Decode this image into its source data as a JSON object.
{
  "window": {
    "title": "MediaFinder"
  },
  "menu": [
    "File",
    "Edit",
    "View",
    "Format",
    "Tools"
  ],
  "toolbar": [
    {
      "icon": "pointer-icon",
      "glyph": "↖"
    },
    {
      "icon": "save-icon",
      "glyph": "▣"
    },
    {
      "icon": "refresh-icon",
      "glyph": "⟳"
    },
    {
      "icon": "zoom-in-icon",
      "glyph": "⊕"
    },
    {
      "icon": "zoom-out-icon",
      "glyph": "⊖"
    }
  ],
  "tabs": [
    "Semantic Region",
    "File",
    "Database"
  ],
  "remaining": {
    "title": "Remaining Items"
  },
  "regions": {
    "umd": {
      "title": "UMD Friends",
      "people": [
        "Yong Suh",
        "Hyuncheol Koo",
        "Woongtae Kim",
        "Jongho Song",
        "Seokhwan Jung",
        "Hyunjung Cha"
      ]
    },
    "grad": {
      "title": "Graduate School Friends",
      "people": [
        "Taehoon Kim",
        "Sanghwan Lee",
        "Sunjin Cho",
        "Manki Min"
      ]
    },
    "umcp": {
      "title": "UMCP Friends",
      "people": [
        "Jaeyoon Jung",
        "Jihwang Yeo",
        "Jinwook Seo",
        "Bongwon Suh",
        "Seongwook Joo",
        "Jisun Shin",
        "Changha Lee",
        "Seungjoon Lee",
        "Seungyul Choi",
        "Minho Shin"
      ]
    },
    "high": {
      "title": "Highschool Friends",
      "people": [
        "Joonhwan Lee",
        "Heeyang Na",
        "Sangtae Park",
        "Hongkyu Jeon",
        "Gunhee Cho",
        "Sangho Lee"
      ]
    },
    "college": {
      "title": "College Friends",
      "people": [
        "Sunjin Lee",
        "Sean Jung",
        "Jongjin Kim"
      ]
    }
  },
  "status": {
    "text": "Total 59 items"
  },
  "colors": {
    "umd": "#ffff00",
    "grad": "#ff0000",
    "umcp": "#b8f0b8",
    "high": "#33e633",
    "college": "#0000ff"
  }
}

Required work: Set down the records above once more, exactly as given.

Expected output:
Decode this image into its source data as a JSON object.
{
  "window": {
    "title": "MediaFinder"
  },
  "menu": [
    "File",
    "Edit",
    "View",
    "Format",
    "Tools"
  ],
  "toolbar": [
    {
      "icon": "pointer-icon",
      "glyph": "↖"
    },
    {
      "icon": "save-icon",
      "glyph": "▣"
    },
    {
      "icon": "refresh-icon",
      "glyph": "⟳"
    },
    {
      "icon": "zoom-in-icon",
      "glyph": "⊕"
    },
    {
      "icon": "zoom-out-icon",
      "glyph": "⊖"
    }
  ],
  "tabs": [
    "Semantic Region",
    "File",
    "Database"
  ],
  "remaining": {
    "title": "Remaining Items"
  },
  "regions": {
    "umd": {
      "title": "UMD Friends",
      "people": [
        "Yong Suh",
        "Hyuncheol Koo",
        "Woongtae Kim",
        "Jongho Song",
        "Seokhwan Jung",
        "Hyunjung Cha"
      ]
    },
    "grad": {
      "title": "Graduate School Friends",
      "people": [
        "Taehoon Kim",
        "Sanghwan Lee",
        "Sunjin Cho",
        "Manki Min"
      ]
    },
    "umcp": {
      "title": "UMCP Friends",
      "people": [
        "Jaeyoon Jung",
        "Jihwang Yeo",
        "Jinwook Seo",
        "Bongwon Suh",
        "Seongwook Joo",
        "Jisun Shin",
        "Changha Lee",
        "Seungjoon Lee",
        "Seungyul Choi",
        "Minho Shin"
      ]
    },
    "high": {
      "title": "Highschool Friends",
      "people": [
        "Joonhwan Lee",
        "Heeyang Na",
        "Sangtae Park",
        "Hongkyu Jeon",
        "Gunhee Cho",
        "Sangho Lee"
      ]
    },
    "college": {
      "title": "College Friends",
      "people": [
        "Sunjin Lee",
        "Sean Jung",
        "Jongjin Kim"
      ]
    }
  },
  "status": {
    "text": "Total 59 items"
  },
  "colors": {
    "umd": "#ffff00",
    "grad": "#ff0000",
    "umcp": "#b8f0b8",
    "high": "#33e633",
    "college": "#0000ff"
  }
}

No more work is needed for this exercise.